WORK TO COMPLETE: For the records that follow, give the number of lines in which the word "flag" occurs, with nothing added.

(Data about app and page elements)
——————————

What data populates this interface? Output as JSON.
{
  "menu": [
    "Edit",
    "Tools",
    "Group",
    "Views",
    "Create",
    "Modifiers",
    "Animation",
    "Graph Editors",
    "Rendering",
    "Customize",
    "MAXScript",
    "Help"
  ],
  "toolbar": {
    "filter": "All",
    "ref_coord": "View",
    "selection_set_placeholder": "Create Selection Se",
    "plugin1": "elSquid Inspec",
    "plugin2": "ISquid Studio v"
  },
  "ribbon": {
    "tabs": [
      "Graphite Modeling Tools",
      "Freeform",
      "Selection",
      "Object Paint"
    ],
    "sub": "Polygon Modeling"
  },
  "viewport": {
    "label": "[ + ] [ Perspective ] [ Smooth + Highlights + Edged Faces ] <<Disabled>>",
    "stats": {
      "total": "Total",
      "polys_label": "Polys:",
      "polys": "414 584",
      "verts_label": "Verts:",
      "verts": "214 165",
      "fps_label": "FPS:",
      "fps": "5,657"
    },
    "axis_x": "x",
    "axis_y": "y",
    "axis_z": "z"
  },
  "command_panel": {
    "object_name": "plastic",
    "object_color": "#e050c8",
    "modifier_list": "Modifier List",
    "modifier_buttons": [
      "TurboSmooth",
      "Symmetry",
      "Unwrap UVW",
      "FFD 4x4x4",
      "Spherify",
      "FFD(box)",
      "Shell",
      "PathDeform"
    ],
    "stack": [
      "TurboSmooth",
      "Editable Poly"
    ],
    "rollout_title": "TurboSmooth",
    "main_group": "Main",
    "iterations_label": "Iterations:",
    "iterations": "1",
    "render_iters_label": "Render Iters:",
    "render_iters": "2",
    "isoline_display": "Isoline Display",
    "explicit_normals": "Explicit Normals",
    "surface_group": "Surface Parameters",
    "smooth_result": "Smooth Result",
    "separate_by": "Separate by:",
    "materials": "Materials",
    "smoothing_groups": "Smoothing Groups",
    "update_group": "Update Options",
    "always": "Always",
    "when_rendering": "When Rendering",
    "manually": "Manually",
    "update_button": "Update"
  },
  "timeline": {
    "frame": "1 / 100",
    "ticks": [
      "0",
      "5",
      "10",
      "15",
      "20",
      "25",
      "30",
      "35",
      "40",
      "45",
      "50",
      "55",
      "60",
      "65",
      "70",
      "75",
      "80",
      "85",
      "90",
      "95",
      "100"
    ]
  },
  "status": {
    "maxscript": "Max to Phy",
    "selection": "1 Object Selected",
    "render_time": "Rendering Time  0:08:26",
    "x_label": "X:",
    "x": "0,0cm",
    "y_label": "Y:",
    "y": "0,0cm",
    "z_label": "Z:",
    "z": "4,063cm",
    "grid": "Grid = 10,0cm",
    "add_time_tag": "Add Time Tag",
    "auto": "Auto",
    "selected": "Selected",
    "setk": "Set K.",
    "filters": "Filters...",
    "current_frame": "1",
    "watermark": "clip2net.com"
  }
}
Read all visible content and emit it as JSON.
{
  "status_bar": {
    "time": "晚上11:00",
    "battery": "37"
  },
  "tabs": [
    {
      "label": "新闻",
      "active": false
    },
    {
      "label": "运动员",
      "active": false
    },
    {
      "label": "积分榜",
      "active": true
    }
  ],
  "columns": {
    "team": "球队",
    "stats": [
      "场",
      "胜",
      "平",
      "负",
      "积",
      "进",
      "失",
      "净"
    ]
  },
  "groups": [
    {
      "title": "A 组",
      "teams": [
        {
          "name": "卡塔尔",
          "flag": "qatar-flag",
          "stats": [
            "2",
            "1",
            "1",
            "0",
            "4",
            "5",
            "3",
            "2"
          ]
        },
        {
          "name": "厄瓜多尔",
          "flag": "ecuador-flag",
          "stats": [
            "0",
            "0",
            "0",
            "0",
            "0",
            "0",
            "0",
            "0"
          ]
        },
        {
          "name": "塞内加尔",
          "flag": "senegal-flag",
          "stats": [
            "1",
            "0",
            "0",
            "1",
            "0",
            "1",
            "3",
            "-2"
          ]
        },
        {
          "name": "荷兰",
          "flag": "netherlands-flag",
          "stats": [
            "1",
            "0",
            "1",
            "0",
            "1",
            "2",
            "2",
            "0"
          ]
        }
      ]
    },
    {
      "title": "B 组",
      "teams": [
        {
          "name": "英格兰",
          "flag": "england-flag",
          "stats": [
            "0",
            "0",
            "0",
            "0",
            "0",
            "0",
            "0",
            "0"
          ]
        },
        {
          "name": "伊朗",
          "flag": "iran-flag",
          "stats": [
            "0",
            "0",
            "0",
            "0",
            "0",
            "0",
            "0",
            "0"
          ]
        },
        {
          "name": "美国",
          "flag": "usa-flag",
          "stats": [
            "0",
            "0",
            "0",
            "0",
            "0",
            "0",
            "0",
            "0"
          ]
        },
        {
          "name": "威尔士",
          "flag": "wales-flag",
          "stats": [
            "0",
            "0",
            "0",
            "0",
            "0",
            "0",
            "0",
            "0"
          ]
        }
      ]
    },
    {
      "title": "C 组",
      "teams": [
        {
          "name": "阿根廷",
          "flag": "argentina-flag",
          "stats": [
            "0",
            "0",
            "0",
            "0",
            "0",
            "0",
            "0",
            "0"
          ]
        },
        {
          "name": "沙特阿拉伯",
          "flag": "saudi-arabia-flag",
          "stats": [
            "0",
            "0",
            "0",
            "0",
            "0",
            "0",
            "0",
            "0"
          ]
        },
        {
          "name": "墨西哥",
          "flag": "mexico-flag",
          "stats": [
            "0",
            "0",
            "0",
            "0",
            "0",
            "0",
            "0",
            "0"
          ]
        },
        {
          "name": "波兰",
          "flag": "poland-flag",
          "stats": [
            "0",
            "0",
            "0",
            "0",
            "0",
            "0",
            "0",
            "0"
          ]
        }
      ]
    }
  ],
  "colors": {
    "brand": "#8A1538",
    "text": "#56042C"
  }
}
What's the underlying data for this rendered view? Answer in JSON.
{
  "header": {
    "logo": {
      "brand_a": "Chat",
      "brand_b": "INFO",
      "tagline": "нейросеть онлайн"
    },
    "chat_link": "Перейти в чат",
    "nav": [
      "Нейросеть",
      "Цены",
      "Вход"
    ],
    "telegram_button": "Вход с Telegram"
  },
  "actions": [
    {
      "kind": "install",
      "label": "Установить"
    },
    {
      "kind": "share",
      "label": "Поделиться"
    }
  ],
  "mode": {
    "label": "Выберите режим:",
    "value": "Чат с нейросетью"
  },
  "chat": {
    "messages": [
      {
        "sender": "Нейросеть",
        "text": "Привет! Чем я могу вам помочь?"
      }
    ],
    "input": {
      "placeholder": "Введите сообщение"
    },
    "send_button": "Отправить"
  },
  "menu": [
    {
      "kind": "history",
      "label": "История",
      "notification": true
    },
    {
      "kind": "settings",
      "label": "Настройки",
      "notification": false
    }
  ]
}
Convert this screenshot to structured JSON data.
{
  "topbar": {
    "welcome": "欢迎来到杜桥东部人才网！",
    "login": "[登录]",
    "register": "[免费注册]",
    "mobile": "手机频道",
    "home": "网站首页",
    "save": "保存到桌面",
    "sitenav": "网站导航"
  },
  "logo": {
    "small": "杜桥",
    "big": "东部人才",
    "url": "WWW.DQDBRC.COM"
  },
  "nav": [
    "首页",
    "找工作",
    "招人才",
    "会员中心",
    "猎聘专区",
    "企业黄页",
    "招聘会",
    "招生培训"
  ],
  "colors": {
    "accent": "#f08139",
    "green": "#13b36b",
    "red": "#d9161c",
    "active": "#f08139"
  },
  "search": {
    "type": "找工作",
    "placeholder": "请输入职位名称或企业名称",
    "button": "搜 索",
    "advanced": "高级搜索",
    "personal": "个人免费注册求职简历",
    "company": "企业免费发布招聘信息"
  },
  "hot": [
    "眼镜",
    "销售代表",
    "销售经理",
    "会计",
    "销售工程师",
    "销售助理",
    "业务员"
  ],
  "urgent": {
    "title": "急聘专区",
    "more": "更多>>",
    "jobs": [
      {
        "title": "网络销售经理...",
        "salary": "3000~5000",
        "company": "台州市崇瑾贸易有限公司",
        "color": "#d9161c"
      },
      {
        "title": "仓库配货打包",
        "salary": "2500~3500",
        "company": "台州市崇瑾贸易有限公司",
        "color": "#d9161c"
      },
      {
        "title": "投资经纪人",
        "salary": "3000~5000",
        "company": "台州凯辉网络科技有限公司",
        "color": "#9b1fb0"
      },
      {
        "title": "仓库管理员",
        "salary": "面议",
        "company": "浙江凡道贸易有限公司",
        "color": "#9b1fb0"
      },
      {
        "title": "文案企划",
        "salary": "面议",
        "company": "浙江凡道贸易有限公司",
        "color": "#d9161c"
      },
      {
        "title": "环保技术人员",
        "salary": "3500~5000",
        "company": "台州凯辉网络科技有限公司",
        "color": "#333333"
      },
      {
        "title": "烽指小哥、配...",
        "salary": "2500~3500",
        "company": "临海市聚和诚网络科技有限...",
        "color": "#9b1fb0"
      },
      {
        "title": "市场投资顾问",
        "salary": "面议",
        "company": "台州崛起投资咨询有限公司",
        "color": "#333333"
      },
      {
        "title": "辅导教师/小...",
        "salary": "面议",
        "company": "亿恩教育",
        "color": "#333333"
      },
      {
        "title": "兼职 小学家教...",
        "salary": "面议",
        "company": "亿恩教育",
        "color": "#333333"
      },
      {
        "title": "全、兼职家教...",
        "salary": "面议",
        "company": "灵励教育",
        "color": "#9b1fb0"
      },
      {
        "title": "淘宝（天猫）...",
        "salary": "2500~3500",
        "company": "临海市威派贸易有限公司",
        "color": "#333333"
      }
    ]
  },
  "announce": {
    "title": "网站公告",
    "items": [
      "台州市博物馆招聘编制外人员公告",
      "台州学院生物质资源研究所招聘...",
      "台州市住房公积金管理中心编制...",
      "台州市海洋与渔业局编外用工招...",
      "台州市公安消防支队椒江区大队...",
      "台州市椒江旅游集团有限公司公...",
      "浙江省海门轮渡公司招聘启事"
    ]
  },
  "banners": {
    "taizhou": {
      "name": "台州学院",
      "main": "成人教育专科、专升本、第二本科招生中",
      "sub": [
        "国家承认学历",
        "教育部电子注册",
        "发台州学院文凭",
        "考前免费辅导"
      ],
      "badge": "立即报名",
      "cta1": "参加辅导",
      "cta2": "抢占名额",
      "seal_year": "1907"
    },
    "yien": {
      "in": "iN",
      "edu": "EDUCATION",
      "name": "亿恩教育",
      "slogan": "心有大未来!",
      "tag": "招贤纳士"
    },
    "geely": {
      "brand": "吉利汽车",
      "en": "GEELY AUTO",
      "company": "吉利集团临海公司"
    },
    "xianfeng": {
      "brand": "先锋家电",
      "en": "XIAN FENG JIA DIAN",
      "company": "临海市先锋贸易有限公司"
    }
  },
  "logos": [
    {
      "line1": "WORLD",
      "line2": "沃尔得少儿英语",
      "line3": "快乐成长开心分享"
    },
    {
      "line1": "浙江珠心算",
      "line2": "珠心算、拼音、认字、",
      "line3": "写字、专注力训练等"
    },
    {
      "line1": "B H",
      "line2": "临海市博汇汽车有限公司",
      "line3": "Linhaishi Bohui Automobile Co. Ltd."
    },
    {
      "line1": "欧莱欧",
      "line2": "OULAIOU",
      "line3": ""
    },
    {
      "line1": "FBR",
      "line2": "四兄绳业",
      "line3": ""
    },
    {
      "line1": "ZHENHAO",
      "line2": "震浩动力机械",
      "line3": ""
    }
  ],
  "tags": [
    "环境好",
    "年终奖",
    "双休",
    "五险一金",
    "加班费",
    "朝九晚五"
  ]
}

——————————

SOLUTION: 12